Future Plc, the UK’s largest magazines group, this week consolidated its position with the acquisition of TI Media, the UK-based, print-led publisher formerly known as IPC. Its portfolio of 38 brands includes: Decanter, Country Life, Homes & Gardens, Woman & Home, What’s on TV, TV Times, Horse & Hound, Chat, Woman’s Own, and Golf Monthly.
The £140m deal, announced in October, was completed after the company satisfied the conditions imposed by the UK’s competitions regulator. It was forced to sell World Soccer and Amateur Photographer magazines to Kelsey Media, and the Trusted Reviews tech website to Incisive Media. Last month, TI Media had sold (for the benefit of Future) the digital marketing agency Collective Europe (CE) to Azerion, of the Netherlands.
Future announced that the three transactions had netted £1.4m. But this is less than the proceeds of the CE sale. The agency, which had 2019 revenue of about £6m, is thought to have had a value of some £2m.
The clue to what Future had to do in order to achieve the UK disposals (at a deeply unpromising time) came in an email to Incisive Media staff whose chair Tim Weller described the funding of its “relatively low risk opportunity” to acquire the £3m-revenue Trusted Reviews: “The acquisition will be funded partly by the vendor <TI Media> who has provided a contribution to working capital and partly by the company…” Put simply, Incisive was paid to take on Trusted Reviews and sustain its losses in 2020.
Similar provisions were also made to persuade the £25m-revenue Kelsey to acquire Amateur Photographer and World Soccer. The magazines are believed to have had annual revenues of some £2m but are now loss-making.
In themselves, the forced disposals (and funding) are insignificant and were less onerous than Future might have feared, given some of the larger sectors (like homes) where its portfolio overlaps with TI. But the acquisition itself is another matter. It was agreed back in October – before the outbreak of the coronavirus, recession and lockdown.
It risks becoming a nightmare for Zillah Byng-Thorne, the six-year CEO who has transformed Future into a £1bn high-growth, digital group through a robust strategy, strong systems and smart acquisitions in the UK and US. The listed business (founded 35 years ago by TED’s Chris Anderson) has been thrilling investors for the past few years. In 2019, Future EBITDA of £54.5m increased almost three times on revenues of £221.5m (+70%). Earnings per share jumped by almost 50%. It has been flying.
That’s why the £140m deal had been so well received, even though it appeared to load-up Future with much of the legacy print the company had spent the last few years escaping. Even the fact that TV listing weeklies account for a troublingly large proportion of TI Media profits has been viewed as an opportunity for Future to restore profitability to a wide range of the monthly magazines with which it is much more familiar.

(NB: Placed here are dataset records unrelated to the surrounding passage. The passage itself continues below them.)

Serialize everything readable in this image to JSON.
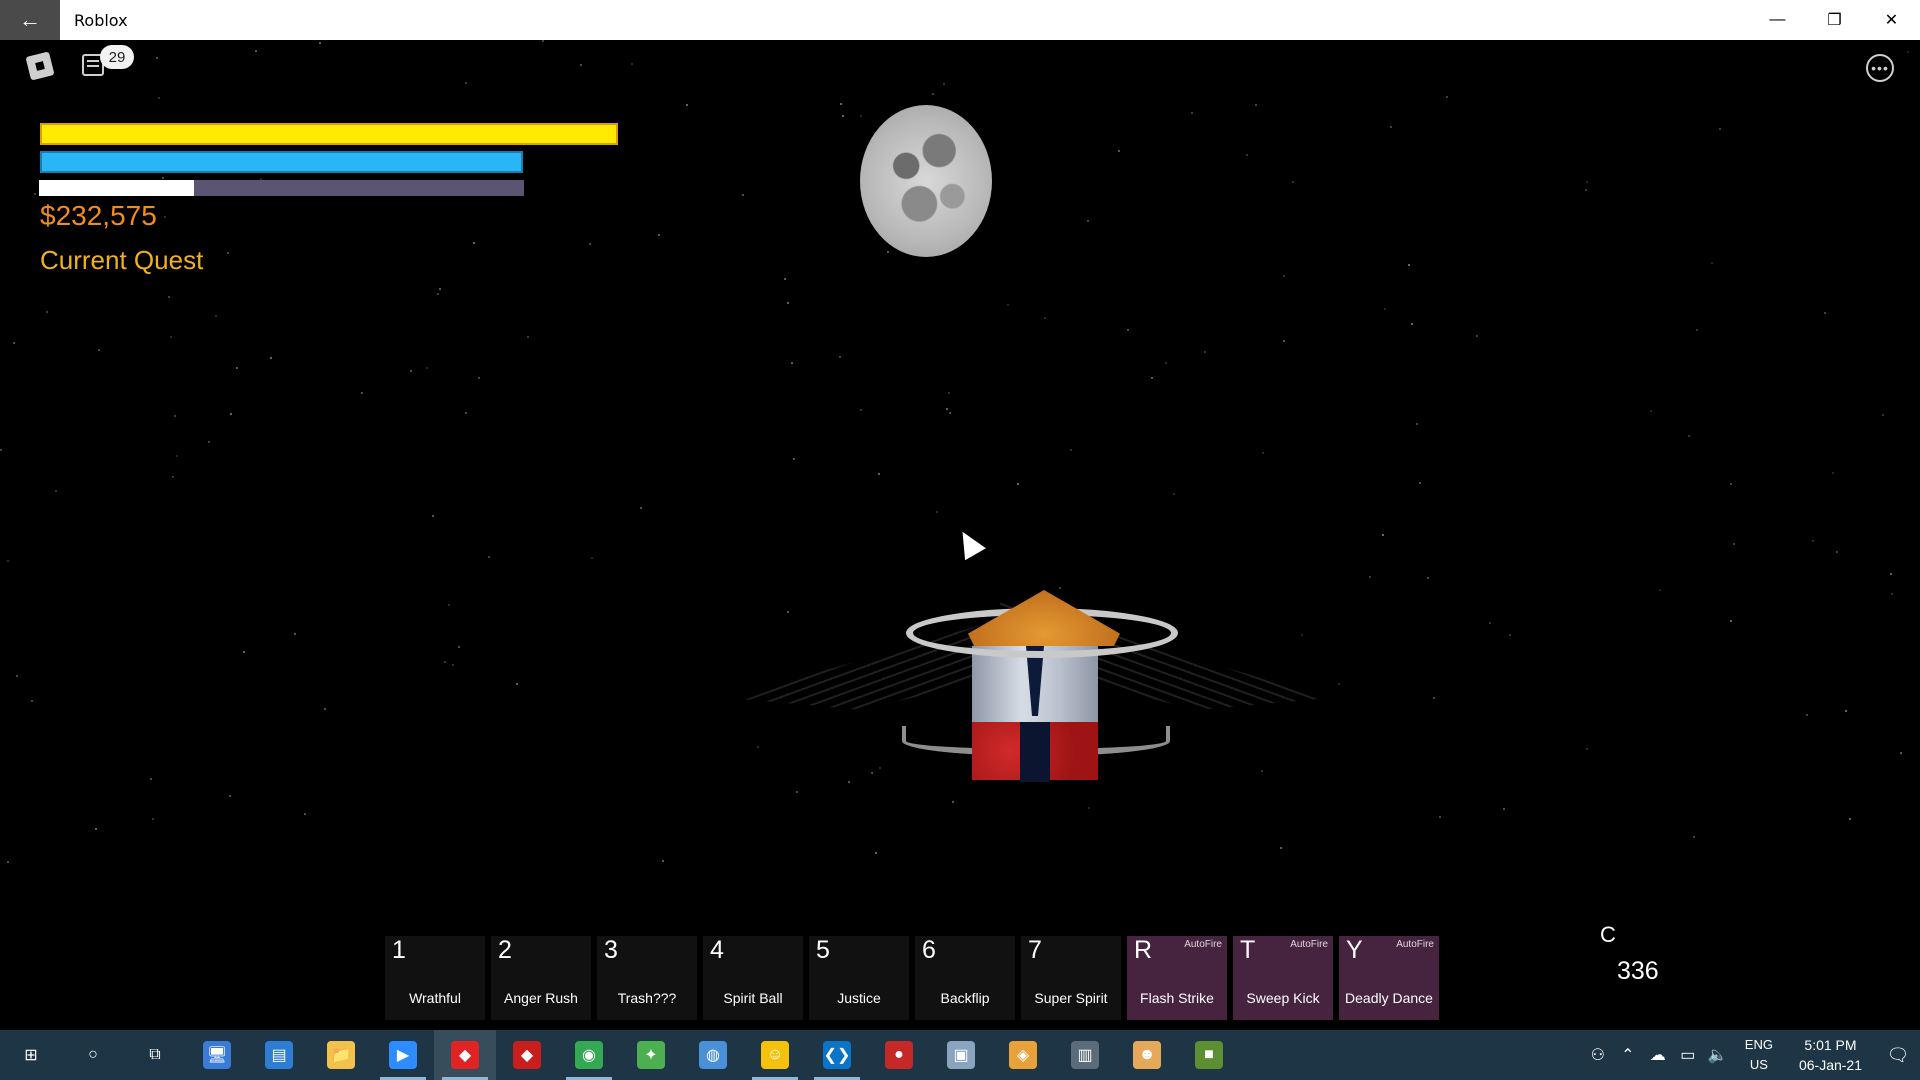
{
  "window": {
    "title": "Roblox"
  },
  "topbar": {
    "chat_badge": "29"
  },
  "hud": {
    "health_fill": 1.0,
    "ki_fill": 1.0,
    "xp_fill": 0.32,
    "money": "$232,575",
    "quest_title": "Current Quest",
    "colors": {
      "health": "#ffea00",
      "ki": "#29b6f6",
      "xp": "#ffffff",
      "money": "#f28c1b",
      "quest": "#f0b020"
    }
  },
  "hotbar": [
    {
      "key": "1",
      "label": "Wrathful",
      "autofire": ""
    },
    {
      "key": "2",
      "label": "Anger Rush",
      "autofire": ""
    },
    {
      "key": "3",
      "label": "Trash???",
      "autofire": ""
    },
    {
      "key": "4",
      "label": "Spirit Ball",
      "autofire": ""
    },
    {
      "key": "5",
      "label": "Justice",
      "autofire": ""
    },
    {
      "key": "6",
      "label": "Backflip",
      "autofire": ""
    },
    {
      "key": "7",
      "label": "Super Spirit",
      "autofire": ""
    },
    {
      "key": "R",
      "label": "Flash Strike",
      "autofire": "AutoFire"
    },
    {
      "key": "T",
      "label": "Sweep Kick",
      "autofire": "AutoFire"
    },
    {
      "key": "Y",
      "label": "Deadly Dance",
      "autofire": "AutoFire"
    }
  ],
  "counter": {
    "key": "C",
    "value": "336"
  },
  "taskbar": {
    "apps": [
      {
        "name": "start-icon",
        "glyph": "⊞",
        "color": "transparent"
      },
      {
        "name": "search-circle-icon",
        "glyph": "○",
        "color": "transparent"
      },
      {
        "name": "task-view-icon",
        "glyph": "⧉",
        "color": "transparent"
      },
      {
        "name": "desktop-app-icon",
        "glyph": "🖥",
        "color": "#3a7bd5"
      },
      {
        "name": "contacts-app-icon",
        "glyph": "▤",
        "color": "#2d7dd2"
      },
      {
        "name": "file-explorer-icon",
        "glyph": "📁",
        "color": "#f2c14e"
      },
      {
        "name": "zoom-icon",
        "glyph": "▶",
        "color": "#2d8cff"
      },
      {
        "name": "roblox-app-icon",
        "glyph": "◆",
        "color": "#e02424"
      },
      {
        "name": "roblox-studio-icon",
        "glyph": "◆",
        "color": "#c81e1e"
      },
      {
        "name": "chrome-icon",
        "glyph": "◉",
        "color": "#34a853"
      },
      {
        "name": "hummingbird-app-icon",
        "glyph": "✦",
        "color": "#4caf50"
      },
      {
        "name": "globe-app-icon",
        "glyph": "◍",
        "color": "#4a90d9"
      },
      {
        "name": "emoji-app-icon",
        "glyph": "☺",
        "color": "#f4c20d"
      },
      {
        "name": "vscode-icon",
        "glyph": "❮❯",
        "color": "#0a74c9"
      },
      {
        "name": "among-us-icon",
        "glyph": "●",
        "color": "#c62828"
      },
      {
        "name": "disk-utility-icon",
        "glyph": "▣",
        "color": "#8aa4c0"
      },
      {
        "name": "diamond-app-icon",
        "glyph": "◈",
        "color": "#e9a23b"
      },
      {
        "name": "terminal-app-icon",
        "glyph": "▥",
        "color": "#5c6b7a"
      },
      {
        "name": "anime-game-icon",
        "glyph": "☻",
        "color": "#e6a95a"
      },
      {
        "name": "minecraft-icon",
        "glyph": "■",
        "color": "#5b8f32"
      }
    ],
    "language": "ENG",
    "region": "US",
    "time": "5:01 PM",
    "date": "06-Jan-21"
  }
}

Even the price – equivalent to 80% of TI’s £180m revenue – seemed attractive, as did the broad portfolio of brands, many of which have relatively minor digital activity. It was a transformative opportunity for tech-savvy Future. But the deal was signed and sealed exactly three months before the Coronavirus hit the UK.
Future maintained its public optimism this week: “The TI Media acquisition continues to offer a compelling strategic and financial rationale, with entry into new market verticals through its leading brands, and expansion within existing markets. Leveraging Future’s proprietary technology platform and global operating model, we remain excited about the long term opportunity.”
But Byng-Thorne must regret having to pay the previously agreed price, if not having to complete the acquisition at all during what may already be the worst economic conditions for decades. It is believed that Epiris private equity refused to re-negotiate the terms of a deal whose only pre-condition was approval by the competitions regulator. Future just couldn’t get out of it.
The urgent plan now is to reduce overheads, especially property, technology and systems. But the combined £400m-revenue business will be generating much less profit than was once forecast. Who knows whether revenues will get even worse, for how long retail and employment restrictions will continue, and when the advertising and exhibition markets will recover?
This week’s disposals are a reminder that Future may be unable to sell any unwanted operations for reasonable prices during the downturn. It may, instead, have to close and/or merge many magazines and events. It will have to find innovative, low-cost ways to do things. And executives must – for weeks yet – do all this while being restricted to managing their new teams and 1,000 new employees on Google Hangouts or Zoom.
The TI Media acquisition was always going to be a major test, even for Future’s high-performing CEO. It’s much tougher now.